I do not accept the evidence from the Complainant that he was unaware he could not submit receipts for petrol and a tyre for a family members car and to submit these receipts as legitimate receipts for his own Company Car.
I find that the Complainant was afforded fair procedures and natural justice and that the Investigation, disciplinary and appeals process was conducted in line with Company Disciplinary Procedures. I also find that this process was in line with S.I. 146/2000.
Industrial Relations Act, 1969.
The evidence from both Parties at the Hearing was that the Complainant submitted his complaint of Bullying and Harassment against his named Manager on 22nd July 2016, some 7 days after he had been dismissed by the Respondent for gross misconduct. I also note that the Complainant referred his dispute to the WRC prior to the investigation commencing into his Grievance. I note that the Complainant was aware of the Grievance Procedures of the Company as he had utilised them in 2011. I also note that the Complainant did not lodge any complaint during his 16 years of employment alleging Bullying/Harassment against his named Manager until after he had been dismissed.

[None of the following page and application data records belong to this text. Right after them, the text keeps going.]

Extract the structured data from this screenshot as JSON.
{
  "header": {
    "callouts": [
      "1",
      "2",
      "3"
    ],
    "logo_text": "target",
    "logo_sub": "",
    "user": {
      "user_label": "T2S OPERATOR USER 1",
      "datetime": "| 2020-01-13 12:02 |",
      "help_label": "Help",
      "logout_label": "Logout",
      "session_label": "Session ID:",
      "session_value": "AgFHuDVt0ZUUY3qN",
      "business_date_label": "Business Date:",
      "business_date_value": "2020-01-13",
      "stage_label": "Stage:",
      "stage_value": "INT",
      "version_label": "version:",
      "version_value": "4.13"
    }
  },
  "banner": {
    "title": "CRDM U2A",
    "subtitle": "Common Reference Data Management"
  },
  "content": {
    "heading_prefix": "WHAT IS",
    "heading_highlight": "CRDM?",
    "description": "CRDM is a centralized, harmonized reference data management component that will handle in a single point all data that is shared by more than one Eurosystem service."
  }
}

I note that the Respondent did conduct an investigation and did appoint an external Investigator from the Company in Northern Europe to conduct the investigation. I note the outcome that there was insufficient evidence to substantiate the Grievance.
The Labour Court has held that in relation to disputes referred to the WRC under the Industrial Relations Act, 1969 an employee must have utilised and exhausted the internal process prior to lodging a complaint or referring a dispute to the WRC. This did not happen in this dispute.
Section 8 of the Unfair Dismissals Acts, 1977 – 2015 requires that I make a decision in relation to the unfair dismissal claim consisting of a grant of redress in accordance with section 7 of the 1977 Act.
Section 13 of the Industrial Relations Acts, 1969 requires that I make a recommendation in relation to the dispute.
Unfair Dismissals Act, 1977 – 2015 CA-00006623-0091
On the basis of the evidence and my findings above and in accordance with Section 8 (1) (c) of the Unfair Dismissals Act,1997 – 2015 I declare this complaint is not well founded.
Industrial Relations Act, 1969 – CA-00006623-002
In accordance with Section 13 of the Act I declare this complaint is not well founded.
Dated: 14 June 2017
Workplace Relations Commission Adjudication Officer: Rosaleen Glackin
Unfair Dismissal – Gross Misconduct – Expenses
IR – Bullying/Harassment -